Fr. Trigilio continues in the combox on the same post:
CAVEAT - There are TWO extremes that need to be avoided. One is the almost hedonistic and materialistic tendency to compensate for giving up having a wife, children and handsome salary by getting as much consumer goods as possible and aggressively pursuing comfort and leisure. That is NOT what a priest is called to do. The other extreme, however, is to confuse the distinction between a diocesan (secular) priest and a religious order (regular) priest. The religious (Dominican, Franciscan, Benedictine, Augustinian, etc.) takes a solemn vow of POVERTY, Chastity and Obedience. That vow of poverty means he cannot and does not own ANYTHING. He does not own a car, computer, television, stereo, and has no credit card, no checking account. Everything is owned by the order and everything is shared. If he needs something, he must ask the superior for permission and ask the bursar for the money. All his temporal needs are provided by the order, however.
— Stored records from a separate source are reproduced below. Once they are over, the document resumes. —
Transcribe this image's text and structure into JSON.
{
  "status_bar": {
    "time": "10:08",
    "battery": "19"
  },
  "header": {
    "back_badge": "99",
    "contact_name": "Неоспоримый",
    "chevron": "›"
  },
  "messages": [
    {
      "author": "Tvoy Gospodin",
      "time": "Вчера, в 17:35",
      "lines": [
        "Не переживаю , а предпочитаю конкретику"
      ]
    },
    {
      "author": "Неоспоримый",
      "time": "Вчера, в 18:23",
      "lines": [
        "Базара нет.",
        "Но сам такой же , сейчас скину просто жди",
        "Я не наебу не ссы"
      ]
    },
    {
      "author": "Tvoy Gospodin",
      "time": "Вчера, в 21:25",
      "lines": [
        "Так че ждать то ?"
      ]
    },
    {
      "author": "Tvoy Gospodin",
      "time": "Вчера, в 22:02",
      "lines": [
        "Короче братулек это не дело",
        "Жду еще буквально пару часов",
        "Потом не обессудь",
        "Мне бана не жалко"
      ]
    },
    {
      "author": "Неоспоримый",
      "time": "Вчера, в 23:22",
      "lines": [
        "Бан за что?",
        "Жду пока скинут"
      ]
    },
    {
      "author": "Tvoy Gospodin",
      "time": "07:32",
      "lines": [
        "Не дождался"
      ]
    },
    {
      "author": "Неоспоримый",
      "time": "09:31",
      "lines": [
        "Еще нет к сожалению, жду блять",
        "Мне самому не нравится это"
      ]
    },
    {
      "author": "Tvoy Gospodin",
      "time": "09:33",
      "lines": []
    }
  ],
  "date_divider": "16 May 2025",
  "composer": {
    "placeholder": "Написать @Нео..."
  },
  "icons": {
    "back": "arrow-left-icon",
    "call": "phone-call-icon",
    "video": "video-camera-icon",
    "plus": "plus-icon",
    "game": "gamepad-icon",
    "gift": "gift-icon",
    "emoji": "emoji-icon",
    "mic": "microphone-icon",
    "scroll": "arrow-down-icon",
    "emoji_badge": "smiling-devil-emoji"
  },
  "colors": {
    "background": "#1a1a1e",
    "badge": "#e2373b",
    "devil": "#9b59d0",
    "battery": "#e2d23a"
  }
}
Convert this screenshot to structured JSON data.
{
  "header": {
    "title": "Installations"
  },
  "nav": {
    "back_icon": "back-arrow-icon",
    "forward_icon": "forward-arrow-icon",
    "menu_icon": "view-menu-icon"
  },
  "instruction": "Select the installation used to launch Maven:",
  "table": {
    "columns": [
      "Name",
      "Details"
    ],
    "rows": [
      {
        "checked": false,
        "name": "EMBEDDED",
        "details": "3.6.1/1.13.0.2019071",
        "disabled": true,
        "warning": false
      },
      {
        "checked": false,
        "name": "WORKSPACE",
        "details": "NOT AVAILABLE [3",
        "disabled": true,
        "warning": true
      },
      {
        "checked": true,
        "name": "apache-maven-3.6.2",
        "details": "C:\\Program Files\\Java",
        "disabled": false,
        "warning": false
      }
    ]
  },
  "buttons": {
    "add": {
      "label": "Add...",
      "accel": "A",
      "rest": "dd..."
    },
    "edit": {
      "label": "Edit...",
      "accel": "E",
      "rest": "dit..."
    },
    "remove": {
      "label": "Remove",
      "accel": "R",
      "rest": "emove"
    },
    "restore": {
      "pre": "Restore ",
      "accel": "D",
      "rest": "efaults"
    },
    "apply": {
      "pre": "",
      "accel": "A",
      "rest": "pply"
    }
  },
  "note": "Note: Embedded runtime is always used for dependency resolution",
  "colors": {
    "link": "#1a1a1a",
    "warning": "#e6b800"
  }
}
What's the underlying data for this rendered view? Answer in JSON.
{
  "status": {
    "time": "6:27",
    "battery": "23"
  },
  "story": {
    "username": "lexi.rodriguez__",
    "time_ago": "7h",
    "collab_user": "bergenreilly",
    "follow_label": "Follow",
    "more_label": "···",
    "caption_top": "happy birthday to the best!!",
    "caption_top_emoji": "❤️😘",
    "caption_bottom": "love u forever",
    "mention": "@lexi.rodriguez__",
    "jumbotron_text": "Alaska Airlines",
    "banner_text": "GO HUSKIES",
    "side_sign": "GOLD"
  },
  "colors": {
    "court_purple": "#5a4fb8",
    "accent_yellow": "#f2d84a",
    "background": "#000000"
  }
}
The diocesan priest does NOT take a vow of POVERTY. We are allowed to own private property (like the laity) but we are to also be POOR IN SPIRIT, i.e., be detached from our possessions. What we own cannot and should not own us. Diocesan clergy have their own cars but also pay their own car insurance. We pay taxes like our parishioners. We have to borrow money to finance a car like anyone else. The diocese does not provide us with everything as the religious order or community does for the religious priest who took the vow of poverty.
The other extreme, then, is to presume and falsely judge and compare diocesan clergy with religious clergy. The Fratecelli were a heretical group in the Middle Ages who maintained that Christ had absolute poverty, therefore all clergy had to own nothing. Even the Apostles and Disciples did not universally embrace such complete and total poverty. St. Mark's family was of modest wealth and provided the Upper Room for the Last Supper and Pentecost. While some of my diocesan colleagues give scandal, many do NOT. Many live simple, modest lives without having to live exactly like a religious who is vowed to poverty. Like our people, we have to find a BALANCE.
The moral virtue of TEMPERANCE or MODERATION is essential for clergy and laity alike. I have a satellite dish so I can watch EWTN as my local cable only carries it half a day. I also give 10% of my income to the Church vis-a-vis my parish, my diocese, EWTN and Opus Dei. Many of my colleagues do likewise.
What we diocesan clergy need to avoid is the appearance as well as the actuality of scandal in that we should not be seen living an extravagant life. Buying, owning and wearing expensive and designer clothing can give scandal but so does not wearing your roman collar when on duty. Driving the most expensive luxury car when your average parishioner can only afford a modest standard or full size car can be scandalous. At the same time, if your parish is in a rural area, you may need an SUV to get to your people in bad weather, especially when they need to be anointed in the middle of the night.
If a priest is paying an obscene annual fee to belong to an exclusive golf club, then that is scandalous. There are moderate priced courses he can use, especially if his average parishioner can only afford them.
Bottom line is that I personally do not feel morally bound to only buy generic food. I try to live a modest but not frugal life. If I try to be generous to the church and to the poor, then I have no qualm of conscience occasionally enjoying a nice meal at a fine restaurant. It is all a matter of BALANCE, moderation and prudence.
We diocesan priests will be judged on what we did or did not do, just like anyone else. If we were generous or stingy; orthodox or heterodox; good or immoral.
Thankfully, we have support with organizations like the Confraternity of Catholic Clergy to help us foster ongoing spiritual, theological and pastoral formation in a fraternal environment.